A further ↑ and closer ↓ view of the bridge. In the closer view, you begin to see the river beyond. This is another part of the Mississippi River which I post from other locations from time to time.
The following photo is the river itself from just the other side of the bridge. It is not navigable in this section, and in the past this town was really built on the natural siting for mills.
Then (below), we go through little stretches of bush. Recently, a fence has been added on the land side to demarcate the subdivision, which you will see later, that is unfortunately being built. I thought the branch against the fence with some loosestrife in the background might make an interesting shot, but it didn’t exactly turn out to be a prize winner. Ah well.
A little further along, the path leaves the woods and follows the edge of the field. The goldenrod is in full bloom in mid August, and I tried to focus on a spot where it was slightly leaning over the fence.
That’s all very nice, but much also has been lost as the town fathers and mothers have allowed development on the other side of the fence. I don’t think they have acted very far-sightedly in allowing this land to be developed rather than setting it aside for parkland. The community is growing fairly rapidly, and we could use another decently sized park in the future. “But think of the tax base, my dear.”

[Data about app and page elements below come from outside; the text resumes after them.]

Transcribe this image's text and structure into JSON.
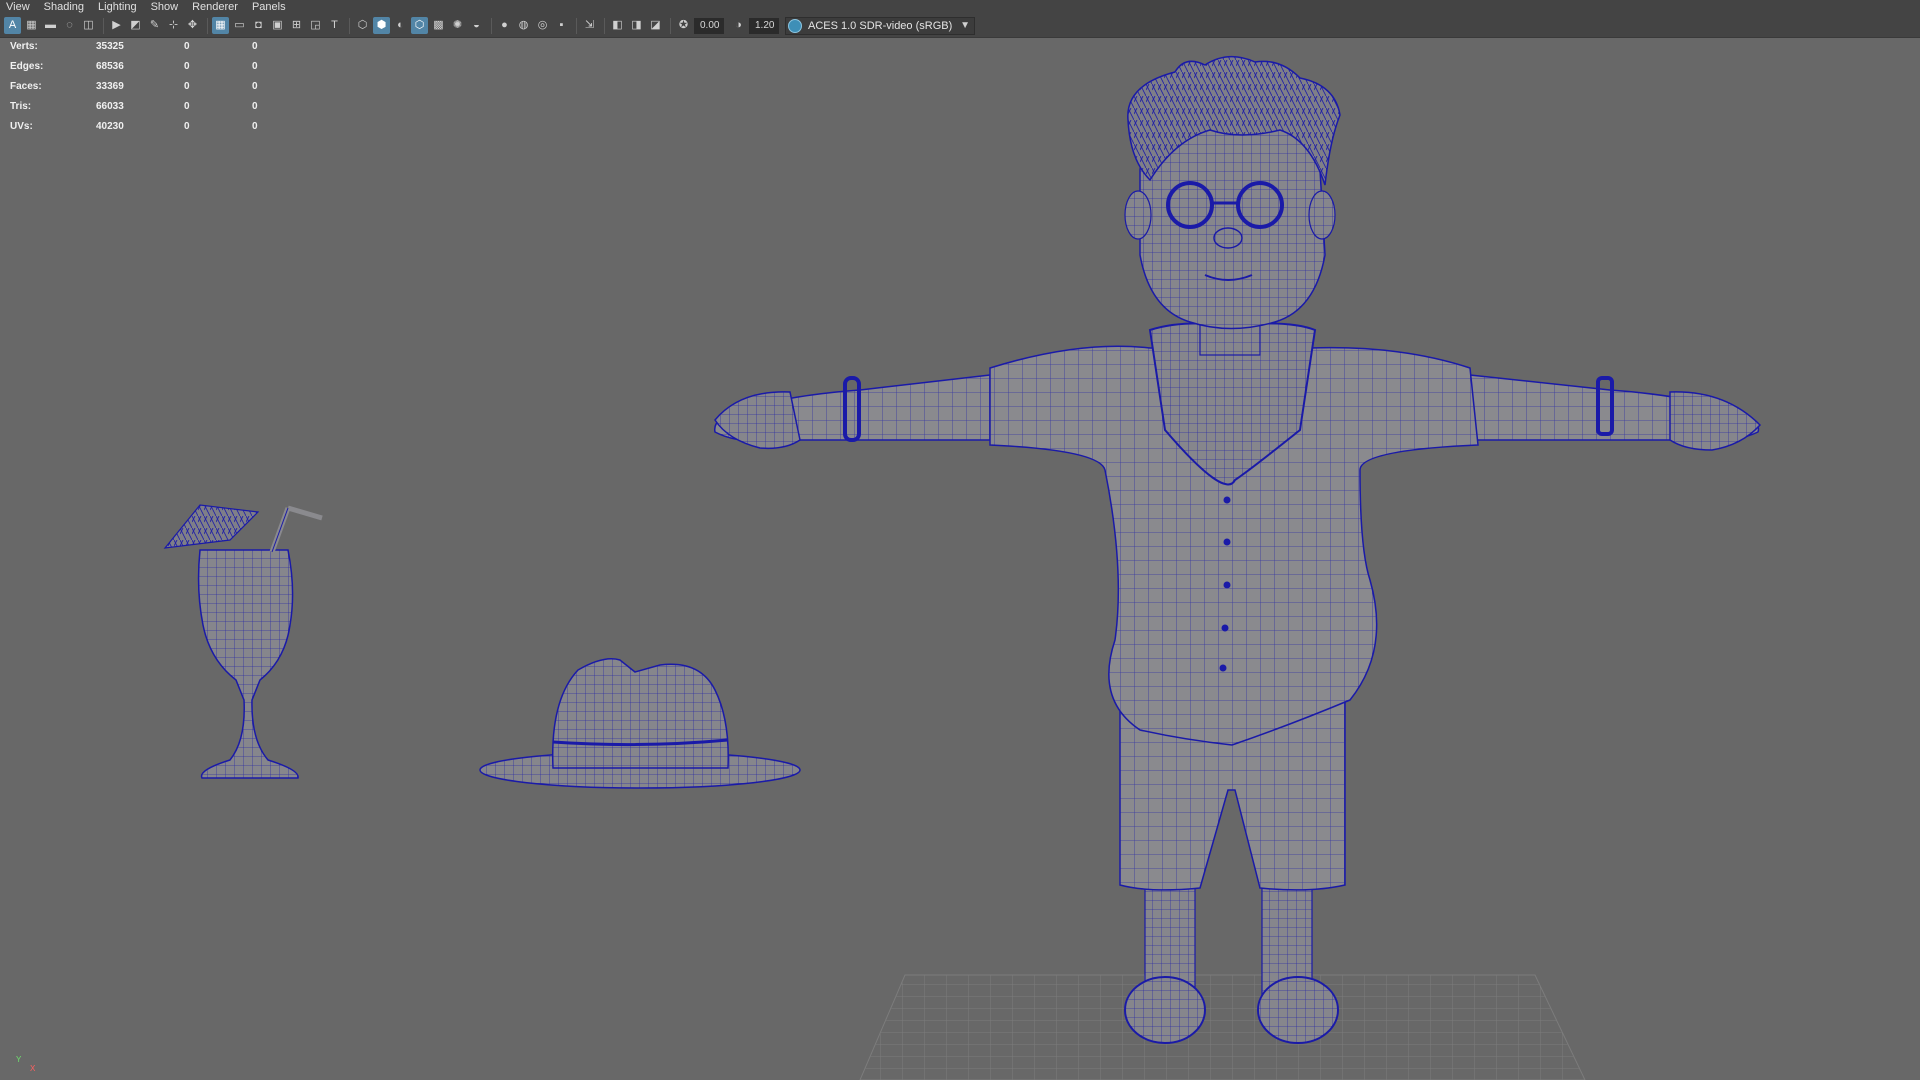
{
  "menu": [
    "View",
    "Shading",
    "Lighting",
    "Show",
    "Renderer",
    "Panels"
  ],
  "toolbar": {
    "exposure_value": "0.00",
    "gamma_value": "1.20",
    "color_management_label": "ACES 1.0 SDR-video (sRGB)"
  },
  "hud": {
    "rows": [
      {
        "label": "Verts:",
        "total": "35325",
        "selected": "0",
        "components": "0"
      },
      {
        "label": "Edges:",
        "total": "68536",
        "selected": "0",
        "components": "0"
      },
      {
        "label": "Faces:",
        "total": "33369",
        "selected": "0",
        "components": "0"
      },
      {
        "label": "Tris:",
        "total": "66033",
        "selected": "0",
        "components": "0"
      },
      {
        "label": "UVs:",
        "total": "40230",
        "selected": "0",
        "components": "0"
      }
    ]
  },
  "axis": {
    "y": "Y",
    "x": "X"
  },
  "colors": {
    "viewport_bg": "#686868",
    "wire": "#1a1aa8",
    "mesh_fill": "#8a8a8e",
    "grid": "#7a7a7a",
    "toolbar_active": "#5285a6"
  }
}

Ah well, we still have the path and the river … and the cute, little bridge.